Working my fingers got the vote although there isn't really much to take pictures of here. then I came across 2 kids playing a familiar game and took their photos from afar. The girl saw me and they began to move. They were very shy. In an attempt to quell their uneasiness (and in the hope of taking more shots of them... heh heh... *scheming*), I walked over and showed them their photos. A lady walked over, whom I assumed to be the mother, and asked to see the shots too.

The verygood-looking and friendly owner of Zara's Spa & Beauty Treatment. Address : No. 8, 1st Floor, Jalan Pandak Mayah 5, Pusat Bandar Kuah. Tel : 012-615 0595, 012-626 7898.
As it turned out, she runs a spa with her sister and handed me a flyer. Her name is Zara and I took it as a sign from God to ask me to rest! By then, I barely had an hour left so I tailored my therapy and asked for a 30 minutes foot reflexology (RM25) and 15 minutes head and back massage (RM20, original price is RM40 for 30 mintues).

I've visited quite some heartland spas in Singapore and overseas and I must say that Zara's Spa is not too bad in its set-up. Zara had only taken over the spa from a previous owner and was in the middle of reworking and installing her own dream for this place. A few of the treatment rooms weren't ready yet. I think when the place is done up, the atmosphere should be pretty conducive and the services comprehensive.

This is my therapist, Naza. She's the sister of Zara and mother of the two kids I photographed. She must be wondering why this Singaporean has feet from Hong Kong.
So what do I think of the treatments I received and the service quality? I must say, I was pleasantly surprised. Maybe because I didn't expect much as previous experiences with small spas usually left much to be desired.

At Zara's, the ambience was comforting enough even though I'm accustomed to white or muted colours to be the de facto hues for calm and not the saturation of palettes here but somehow, when the lights were dimmed, the green, purple and orange worked. The two ladies were friendly and accomodated my requests and the treatment steps felt balanced and professional. Balance is very important because some therapists tend to work more on one side and less on the other or the steps were different and I'll be feeling something is amiss throughout the massage.

My only grouse was that Naza should give the treatments barefoot or with soft bedroom slippers. The slapping and dragging sounds of rubber slippers on tiles when she walked around was disconcerting for me while having the head and back massage done. While she did check with me on the pressure of her strokes, I was a little embarassed to tell her to go harder so I told her it was okay. They just started business and met a thick-skinned cow like me, I didn't want to tire her out. But yeah, she could add more strength.

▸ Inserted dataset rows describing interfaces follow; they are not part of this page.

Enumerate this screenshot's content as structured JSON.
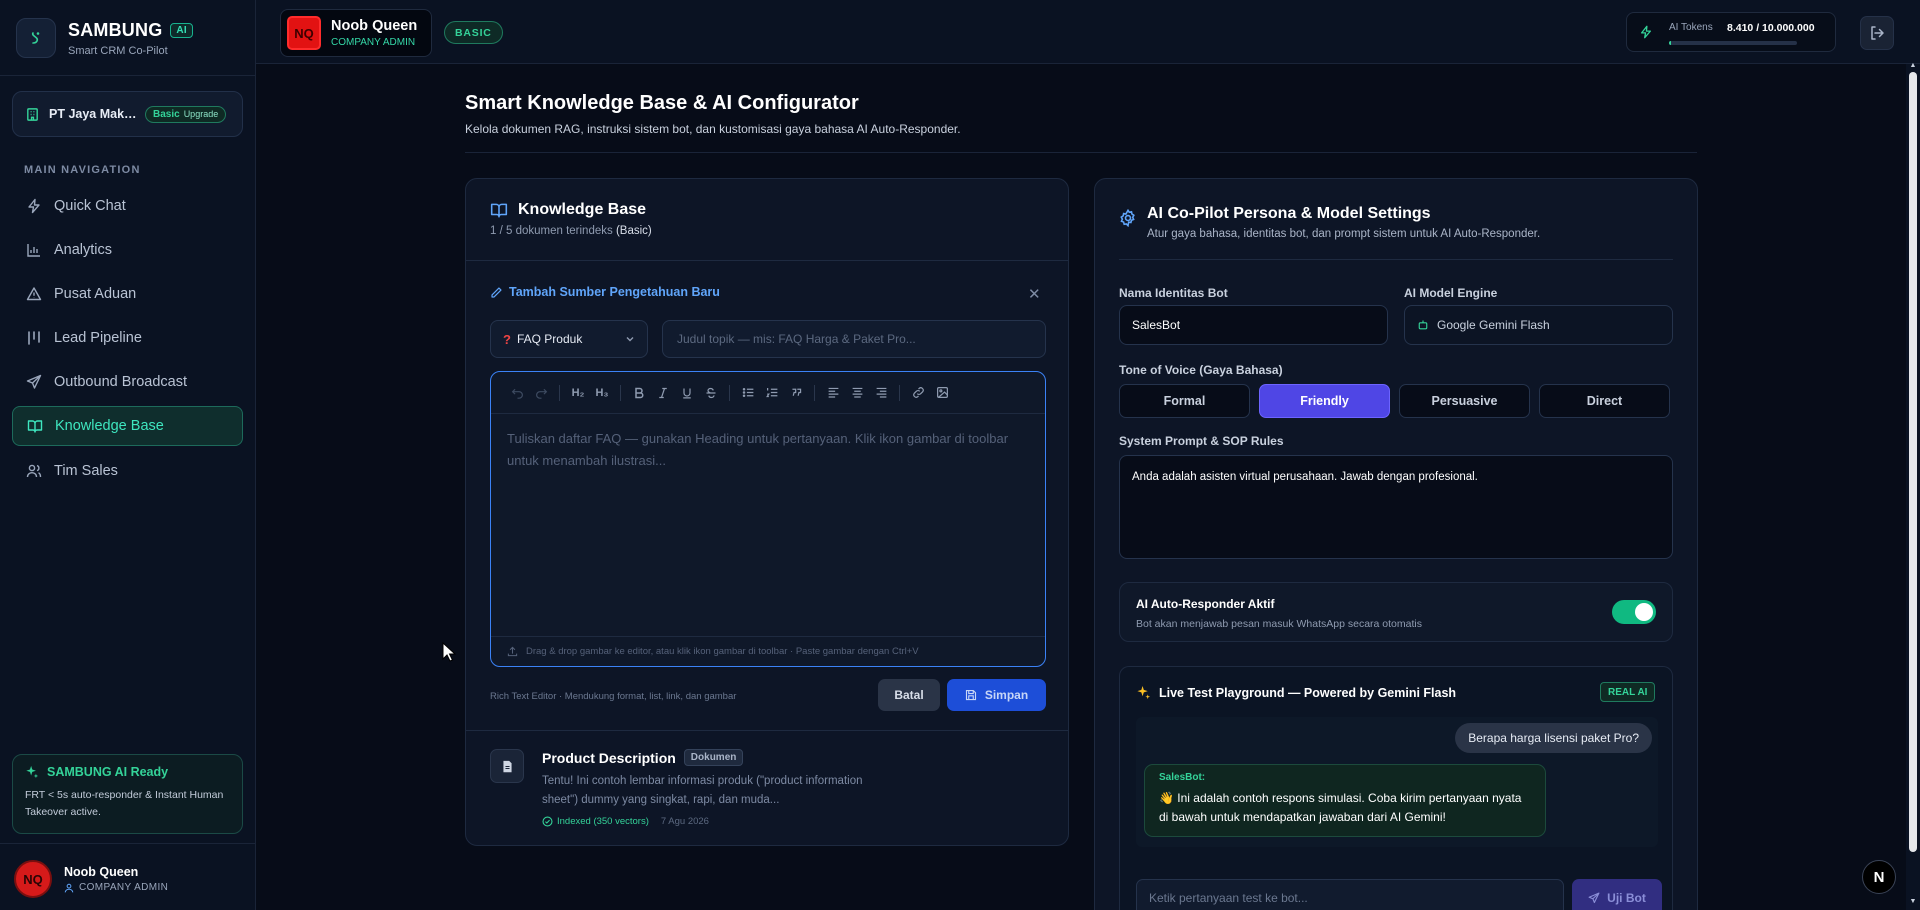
{
  "brand": {
    "name": "SAMBUNG",
    "badge": "AI",
    "tagline": "Smart CRM Co-Pilot"
  },
  "org": {
    "name": "PT Jaya Makmur",
    "plan": "Basic",
    "upgrade": "Upgrade"
  },
  "nav": {
    "title": "MAIN NAVIGATION",
    "items": [
      {
        "label": "Quick Chat",
        "icon": "zap-icon"
      },
      {
        "label": "Analytics",
        "icon": "bar-chart-icon"
      },
      {
        "label": "Pusat Aduan",
        "icon": "alert-triangle-icon"
      },
      {
        "label": "Lead Pipeline",
        "icon": "kanban-icon"
      },
      {
        "label": "Outbound Broadcast",
        "icon": "send-icon"
      },
      {
        "label": "Knowledge Base",
        "icon": "book-open-icon",
        "active": true
      },
      {
        "label": "Tim Sales",
        "icon": "users-icon"
      }
    ]
  },
  "ready": {
    "title": "SAMBUNG AI Ready",
    "text": "FRT < 5s auto-responder & Instant Human Takeover active."
  },
  "user": {
    "initials": "NQ",
    "name": "Noob Queen",
    "role": "COMPANY ADMIN"
  },
  "topbar": {
    "company_initials": "NQ",
    "company_name": "Noob Queen",
    "company_role": "COMPANY ADMIN",
    "plan": "BASIC",
    "tokens_label": "AI Tokens",
    "tokens_value": "8.410 / 10.000.000",
    "tokens_used_fraction": 0.00084
  },
  "page": {
    "title": "Smart Knowledge Base & AI Configurator",
    "subtitle": "Kelola dokumen RAG, instruksi sistem bot, dan kustomisasi gaya bahasa AI Auto-Responder."
  },
  "kb": {
    "title": "Knowledge Base",
    "count": "1 / 5 dokumen terindeks",
    "plan": "(Basic)",
    "add_title": "Tambah Sumber Pengetahuan Baru",
    "category": "FAQ Produk",
    "topic_placeholder": "Judul topik — mis: FAQ Harga & Paket Pro...",
    "editor_placeholder": "Tuliskan daftar FAQ — gunakan Heading untuk pertanyaan. Klik ikon gambar di toolbar untuk menambah ilustrasi...",
    "editor_footer": "Drag & drop gambar ke editor, atau klik ikon gambar di toolbar · Paste gambar dengan Ctrl+V",
    "editor_note": "Rich Text Editor · Mendukung format, list, link, dan gambar",
    "cancel": "Batal",
    "save": "Simpan",
    "toolbar": {
      "h2": "H₂",
      "h3": "H₃"
    },
    "document": {
      "title": "Product Description",
      "tag": "Dokumen",
      "desc": "Tentu! Ini contoh lembar informasi produk (\"product information sheet\") dummy yang singkat, rapi, dan muda...",
      "indexed": "Indexed (350 vectors)",
      "date": "7 Agu 2026"
    }
  },
  "ai": {
    "title": "AI Co-Pilot Persona & Model Settings",
    "subtitle": "Atur gaya bahasa, identitas bot, dan prompt sistem untuk AI Auto-Responder.",
    "bot_name_label": "Nama Identitas Bot",
    "bot_name": "SalesBot",
    "engine_label": "AI Model Engine",
    "engine": "Google Gemini Flash",
    "tone_label": "Tone of Voice (Gaya Bahasa)",
    "tones": [
      "Formal",
      "Friendly",
      "Persuasive",
      "Direct"
    ],
    "active_tone": "Friendly",
    "prompt_label": "System Prompt & SOP Rules",
    "prompt": "Anda adalah asisten virtual perusahaan. Jawab dengan profesional.",
    "auto_title": "AI Auto-Responder Aktif",
    "auto_sub": "Bot akan menjawab pesan masuk WhatsApp secara otomatis",
    "auto_on": true,
    "play_title": "Live Test Playground — Powered by Gemini Flash",
    "play_badge": "REAL AI",
    "user_msg": "Berapa harga lisensi paket Pro?",
    "bot_name_tag": "SalesBot:",
    "bot_msg": "👋 Ini adalah contoh respons simulasi. Coba kirim pertanyaan nyata di bawah untuk mendapatkan jawaban dari AI Gemini!",
    "test_placeholder": "Ketik pertanyaan test ke bot...",
    "test_button": "Uji Bot"
  },
  "next_badge": "N",
  "colors": {
    "accent": "#34d399",
    "primary": "#4f46e5",
    "link": "#60a5fa",
    "avatar": "#d61a1a"
  }
}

Then again, maybe it's just my preference.

Saw 3 sunsets in Langkawi - one by Tengah Beach (bluish and looming with clouds), one while coming down from Gunung Raya (purplish and violet), and this one at Kuah Town (golden and vermilion). So awesome!
When I submitted my entry for the in2it.sg Langkawi blog contest, I said I wanted to come here for a wardrobe update because during my visit here in 1992, I was photographed wearing super obiang clothes. It's the early 90s and the shadow of the terrible 80s fashion sense still loomed. I'm allowed to make mistakes!

Almost 20 years later, I'm back in Langkawi. How time flies. I've become less disastrous in my choice of wardrobe (I hope!) and this time, I got to see more of the clothes Langkawi wears rather than fussing on my own. It has been a great trip and I can't thank my companions, Langkawi Development Authority (LADA) and Tourism Malaysia enough!

It has been a fun time and may our journeys meet again someday!

No comments:

Post a Comment

Related Posts Plugin for WordPress, Blogger...